04.07.2013 - 24.08.2013
Hanoi is by far one of the craziest places I ever been too (I can count on one hand the countries I have been to so maybe that is naive of me). Walking out of the airport with my glad wrapped backpack - which seemed like a good idea at the time but turned out to be the biggest pain in the ass as I couldn't cut it open for about 2 hours - Odette and I were hit with a solid wall of heat. We were told it was hot so naturally we were prepared - I was wearing long harem pants, closed in shoes, and a cardigan - the ideal choice of clothing. Once we were kitted up for the weather (at this point I had nearly stripped down to my under wear) we found our hostel driver (who did not speak a lick of English) and we got into his car. At this point we just assumed he was the correct guy as he could say the words of our hostel to us plus the golden words - air conditioning.
Once strapped into the 'death machine' as I have now labelled it with our stunt man driver, we sped off at about 100km an hour ignoring all road rules which are non-existent in Hanoi anyway and were on our way to the hostel (we hoped). We had not slept in about 24 hours so our brains were a bit fuzzy, but after about 2 minutes on the roads we were wide awake and holding the side doors for safety whilst our driver had an arm out the window like he does this everyday (which we have come to learn that he and everyone else in Hanoi does). The one rule in Hanoi when it comes to driving and walking on the roads is this: Don't Stop. Ever.
Fast forward 40 minutes (our 1 hour 20 minute trip from the airport to the hostel was that much shorter) we finally made it to our hostel. Staying at the Hanoi Backpackers Downtown Hostel was both a blessing and a curse. It is known as the party hostel of Hanoi because apparently the party never stops. We drag ourselves in looking like we just spent 24 awake and 40 minutes in pure fear while all the other travellers are cool calm and collected and enjoying a drink (at 1pm in the afternoon). It is safe to say we both took long showers and made ourselves a little more presentable before facing that crowd again.

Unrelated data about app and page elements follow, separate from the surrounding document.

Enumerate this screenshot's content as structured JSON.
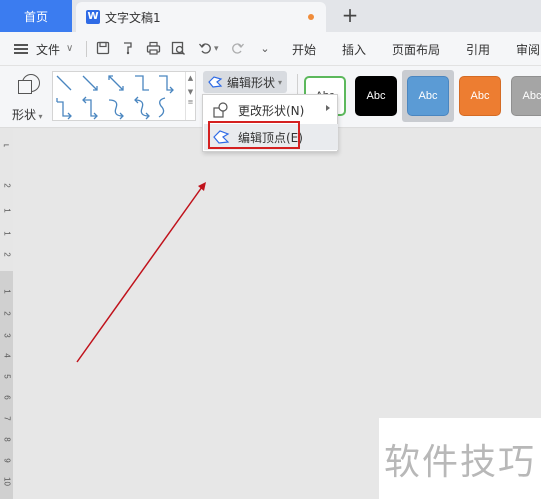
{
  "titlebar": {
    "home_tab": "首页",
    "doc_tab": "文字文稿1",
    "doc_icon": "W",
    "new_tab_icon": "plus-icon"
  },
  "menubar": {
    "file": "文件",
    "tabs": [
      "开始",
      "插入",
      "页面布局",
      "引用",
      "审阅"
    ]
  },
  "ribbon": {
    "shape_label": "形状",
    "edit_shape_label": "编辑形状",
    "style_samples": [
      {
        "text": "Abc",
        "bg": "#ffffff",
        "fg": "#333333",
        "border": "#5cb85c"
      },
      {
        "text": "Abc",
        "bg": "#000000",
        "fg": "#ffffff",
        "border": "#000000"
      },
      {
        "text": "Abc",
        "bg": "#5b9bd5",
        "fg": "#ffffff",
        "border": "#4a86c0"
      },
      {
        "text": "Abc",
        "bg": "#ed7d31",
        "fg": "#ffffff",
        "border": "#d46b25"
      },
      {
        "text": "Abc",
        "bg": "#a5a5a5",
        "fg": "#ffffff",
        "border": "#909090"
      }
    ]
  },
  "dropdown": {
    "items": [
      {
        "label": "更改形状(N)",
        "icon": "change-shape-icon",
        "submenu": true
      },
      {
        "label": "编辑顶点(E)",
        "icon": "edit-points-icon",
        "submenu": false
      }
    ]
  },
  "ruler": {
    "upper": [
      "2",
      "1",
      "3",
      "2",
      "1"
    ],
    "lower": [
      "1",
      "2",
      "3",
      "4",
      "5",
      "6",
      "7",
      "8",
      "9",
      "10"
    ]
  },
  "watermark": "软件技巧",
  "colors": {
    "accent": "#3b7cf0",
    "annotation_red": "#d42020",
    "arrow": "#c0121b"
  }
}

Hanoi is a very interesting place... at first you are very shocked by it. I will admit, before experiencing it, I was very intimidated by it and I was scared to go outside. I couldn't understand why so many travellers were smiley and relaxed... had they looked at the chaos outside the door? Odette and I decided to tackle this place head first (with a trusty map from the hostel that clearly stated all the areas of interest). We stuck to this map for a few days and we had gotten lost a few times, but eventually we both fell in love with the place. Walking the streets you come to realise that not only in this a tourist area, it is a way of life for the locals and they love it. It is all a hustle and bustle of shouting, haggling, car and motorbike horns, and constant chatter but there is a real charm to the area. The famous 36 streets of Hanoi are pretty crazy. Each street has a theme - shoes, fine dress, silk, wooden crafts, propaganda posters, hats, flowers, smoothies, north face bags, books and the list goes on. You can start at one end of a street and reach the other having been offered the same product at least 10 times. It is good fun though as you can haggle your way through the entire street before you realise your at the end with empty hands. To get the real bargains you have to find the shops that are not in the main tourist area. The people are generally nicer and you will be a lot more successful in your haggles.

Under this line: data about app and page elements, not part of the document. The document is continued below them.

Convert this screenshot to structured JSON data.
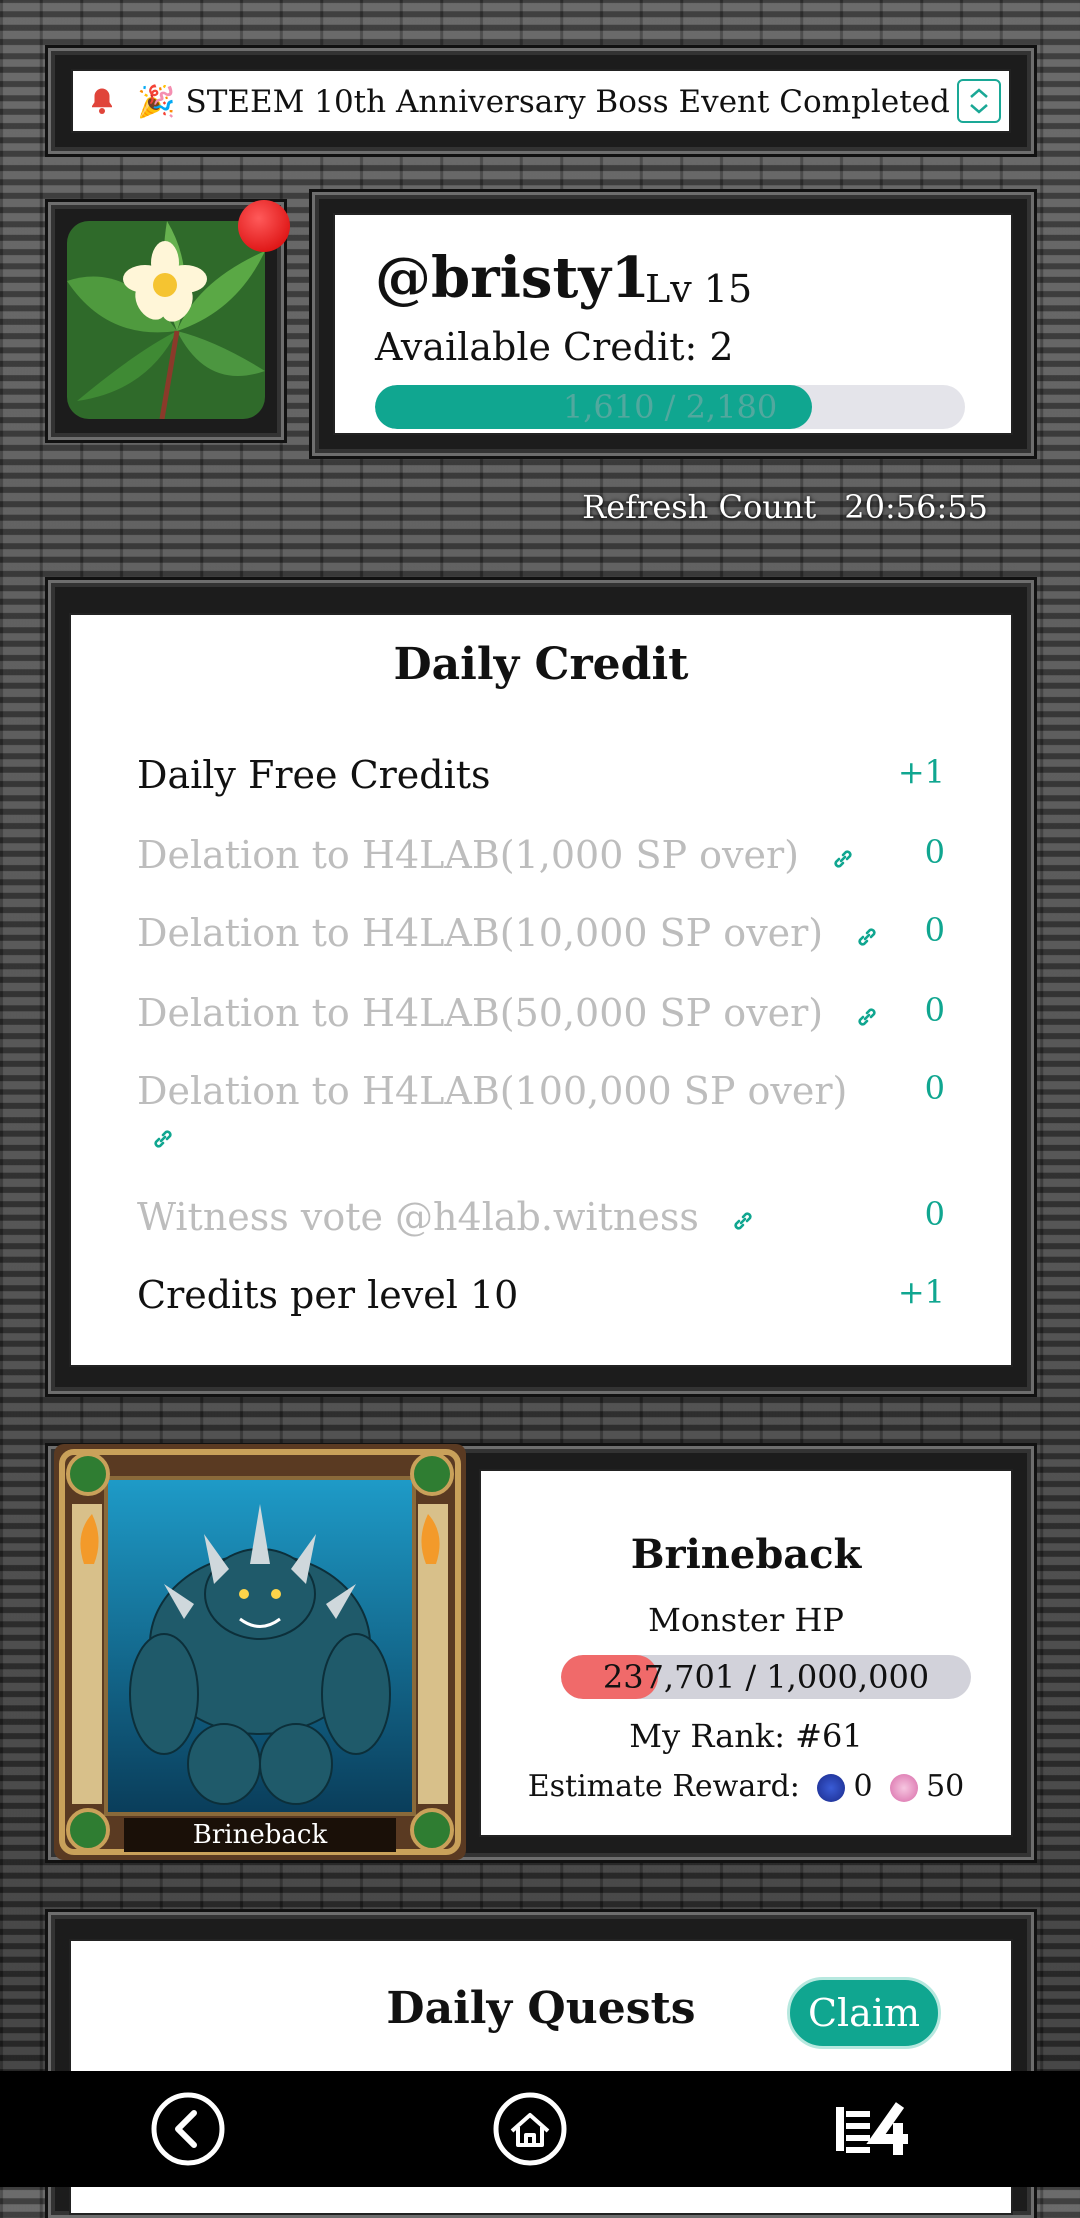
{
  "notice": {
    "text": "🎉 STEEM 10th Anniversary Boss Event Completed !"
  },
  "profile": {
    "username": "@bristy1",
    "level": "Lv 15",
    "credit_label": "Available Credit: 2",
    "xp_text": "1,610 / 2,180",
    "xp_progress": 0.74
  },
  "refresh": {
    "label": "Refresh Count",
    "time": "20:56:55"
  },
  "daily_credit": {
    "title": "Daily Credit",
    "rows": [
      {
        "label": "Daily Free Credits",
        "value": "+1"
      },
      {
        "label": "Delation to H4LAB(1,000 SP over)",
        "value": "0"
      },
      {
        "label": "Delation to H4LAB(10,000 SP over)",
        "value": "0"
      },
      {
        "label": "Delation to H4LAB(50,000 SP over)",
        "value": "0"
      },
      {
        "label": "Delation to H4LAB(100,000 SP over)",
        "value": "0"
      },
      {
        "label": "Witness vote @h4lab.witness",
        "value": "0"
      },
      {
        "label": "Credits per level 10",
        "value": "+1"
      }
    ]
  },
  "monster": {
    "name": "Brineback",
    "card_name": "Brineback",
    "hp_label": "Monster HP",
    "hp_text": "237,701 / 1,000,000",
    "hp_fraction": 0.237701,
    "rank": "My Rank: #61",
    "reward_label": "Estimate Reward:",
    "reward_steem": "0",
    "reward_token": "50"
  },
  "quests": {
    "title": "Daily Quests",
    "claim": "Claim"
  },
  "colors": {
    "accent": "#10a690",
    "hp": "#f06a6a",
    "dot": "#d40000"
  },
  "nav": {
    "icons": [
      "back-icon",
      "home-icon",
      "h4-logo"
    ]
  }
}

There are a ton of interesting things to do in Hanoi, and a lot of the travellers I have met rushed through the city and unfortunately did not experience any of them. There are museums, malls, puppet shows, and the famous Ho Chi Minh Mausoleum and all of these are really great and shouldn't be missed, but there is nothing like strolling round a city and experiencing the culture the way the locals do. Eating street food on little plastic chairs on the side of the road, watching morning exercise groups down by the river, heading out of the district and shopping in the local food market, street performers along the lake, or sitting down and chatting to a group of young Vietnamese kids who want to improve their English. These are some of the things I got to experience as I stayed in the city for 2 weeks. I wish I could have stayed longer but I know I will be back as the first time round, the city stole my heart.